Clearly we'll be keeping a close eye on this. I hope it doesn't wipe out AMD.

Hopefully the follow is good info:
...require attackers to first gain administrative rights on a targeted network or computer, which is a hurdle that's difficult but by no means impossible to clear.
( emphasis added )

If that's true the chip problems may be un-important: If I get Admin rights on any box I can do serious mischief and I don't need a chip error to do it. The chip error is just another place to hide my work -- like the old un-used sector space in windows malware

Re: New AMD Chip Faults

PostPosted: 2018-03-14 13:21
by Pick2

Re: New AMD Chip Faults

PostPosted: 2018-03-14 13:59
by Wheelerof4te
Linus's stance on this
I agree, this seems like a convinient way to lower AMD's stock value. Intel just wanted revenge, they don't care about morals or credibility. I'm all in for boycoting Intel's producs after this...slander.

Re: New AMD Chip Faults

PostPosted: 2018-03-14 14:09
by mike acker
Pick2 wrote:False News , the whole CTS company is a scam.

Further reading: ... s.2540299/ ... h-cts-labs

good post

more info will likely become available in the coming days.

this article touches on money:
OK, deep breath, relax... Let's have a sober look at these 'ere annoying AMD chip security flaws

Reached by phone, John Fraser Perring, founder of Viceroy Research, which describes itself as "a group of individuals that see the world differently," confirmed to The Register that his firm has a short position in AMD stock and that he intends to increase that position in light of support for CTS-Labs' findings.

(emphasis added)

I'm beginning to suspect this gig could be an effort to scam the stock price

Re: New AMD Chip Faults

PostPosted: 2018-03-14 14:26
by acewiza
There is no corner of objective reality not salted with money-grubbers.

What was that "root-of-all-evil" thing again?

Re: New AMD Chip Faults

PostPosted: 2018-03-14 19:37
by stevepusser
Jarek Cora
In other news, security researchers discovered a critical vulnerability affecting all padlocks. If an intruder has unlimited physical access to a padlock and a perfect copy of the original key, he can unlock the padlock!

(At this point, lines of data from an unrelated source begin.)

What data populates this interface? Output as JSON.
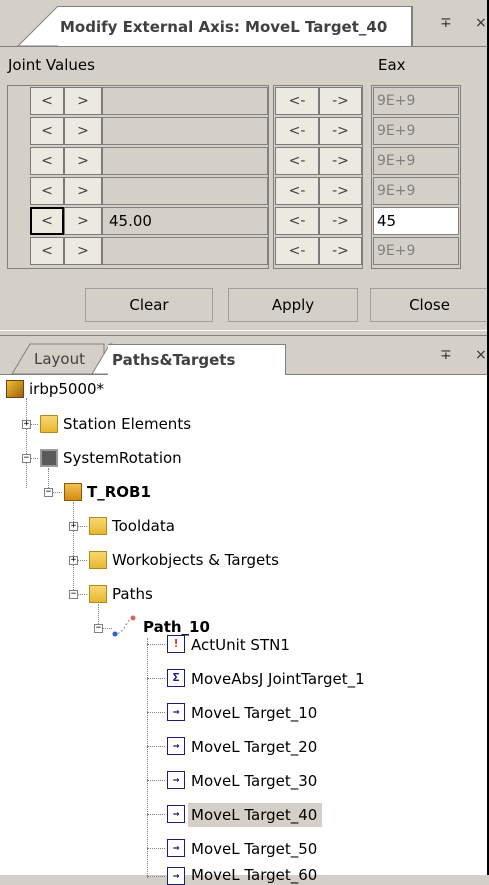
{
  "modify_panel": {
    "tab_title": "Modify External Axis: MoveL  Target_40",
    "pin_glyph": "∓",
    "close_glyph": "×",
    "joint_values_label": "Joint Values",
    "eax_label": "Eax",
    "left_arrow": "<",
    "right_arrow": ">",
    "step_left": "<-",
    "step_right": "->",
    "rows": [
      {
        "value": "",
        "eax": "9E+9",
        "eax_active": false
      },
      {
        "value": "",
        "eax": "9E+9",
        "eax_active": false
      },
      {
        "value": "",
        "eax": "9E+9",
        "eax_active": false
      },
      {
        "value": "",
        "eax": "9E+9",
        "eax_active": false
      },
      {
        "value": "45.00",
        "eax": "45",
        "eax_active": true
      },
      {
        "value": "",
        "eax": "9E+9",
        "eax_active": false
      }
    ],
    "buttons": {
      "clear": "Clear",
      "apply": "Apply",
      "close": "Close"
    }
  },
  "tree_panel": {
    "tabs": {
      "layout": "Layout",
      "paths_targets": "Paths&Targets"
    },
    "pin_glyph": "∓",
    "close_glyph": "×",
    "root": "irbp5000*",
    "station_elements": "Station Elements",
    "system": "SystemRotation",
    "task": "T_ROB1",
    "tooldata": "Tooldata",
    "workobjects": "Workobjects & Targets",
    "paths": "Paths",
    "path": "Path_10",
    "instructions": [
      {
        "label": "ActUnit  STN1",
        "icon": "!"
      },
      {
        "label": "MoveAbsJ  JointTarget_1",
        "icon": "Σ"
      },
      {
        "label": "MoveL  Target_10",
        "icon": "→"
      },
      {
        "label": "MoveL  Target_20",
        "icon": "→"
      },
      {
        "label": "MoveL  Target_30",
        "icon": "→"
      },
      {
        "label": "MoveL  Target_40",
        "icon": "→"
      },
      {
        "label": "MoveL  Target_50",
        "icon": "→"
      },
      {
        "label": "MoveL  Target_60",
        "icon": "→"
      }
    ],
    "selected_instruction": "MoveL  Target_40"
  }
}
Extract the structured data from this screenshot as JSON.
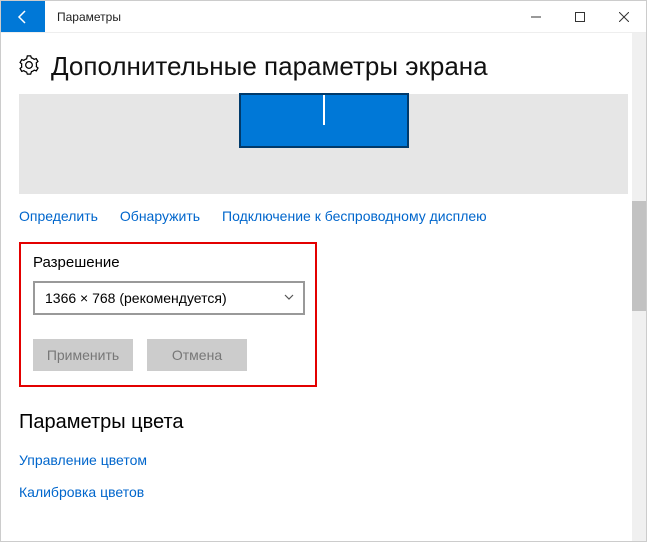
{
  "window": {
    "title": "Параметры"
  },
  "page": {
    "heading": "Дополнительные параметры экрана"
  },
  "links": {
    "identify": "Определить",
    "detect": "Обнаружить",
    "wireless": "Подключение к беспроводному дисплею"
  },
  "resolution": {
    "label": "Разрешение",
    "selected": "1366 × 768 (рекомендуется)",
    "apply": "Применить",
    "cancel": "Отмена"
  },
  "color": {
    "heading": "Параметры цвета",
    "manage": "Управление цветом",
    "calibrate": "Калибровка цветов"
  }
}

Re: New AMD Chip Faults

PostPosted: 2018-03-14 20:01
by mike acker
acewiza wrote:There is no corner of objective reality not salted with money-grubbers.

What was that "root-of-all-evil" thing again?

the more i check on this the more i smell cash:

C/Net essay

Security researchers also criticized the white paper published by CTS-Labs for lacking any technical details describing the vulnerabilities. CTS-Labs said it sent the technical report to Dan Guido, an independent security researcher and the CEO of Trail of Bits.

Guido said the company sent him the details last week, and added that the threats were legitimate.

Guido also said CTS-Labs paid him the company's "week rate for the work." Reuters reported that CTS-Labs paid him about $16,000 for the review. The company only recently started in 2017, with no history in cybersecurity, and only six employees, according to its CFO.

hmmmmmmmmmmmm$$$$$$$$$ :twisted:

I've not seen any verification on this other than this Dan Guido :?:

link to Viceroy Research Report ( yuk )

Now: For some Fun!!

Gamers Nexus Report

Watch the video -- it's a hoot :D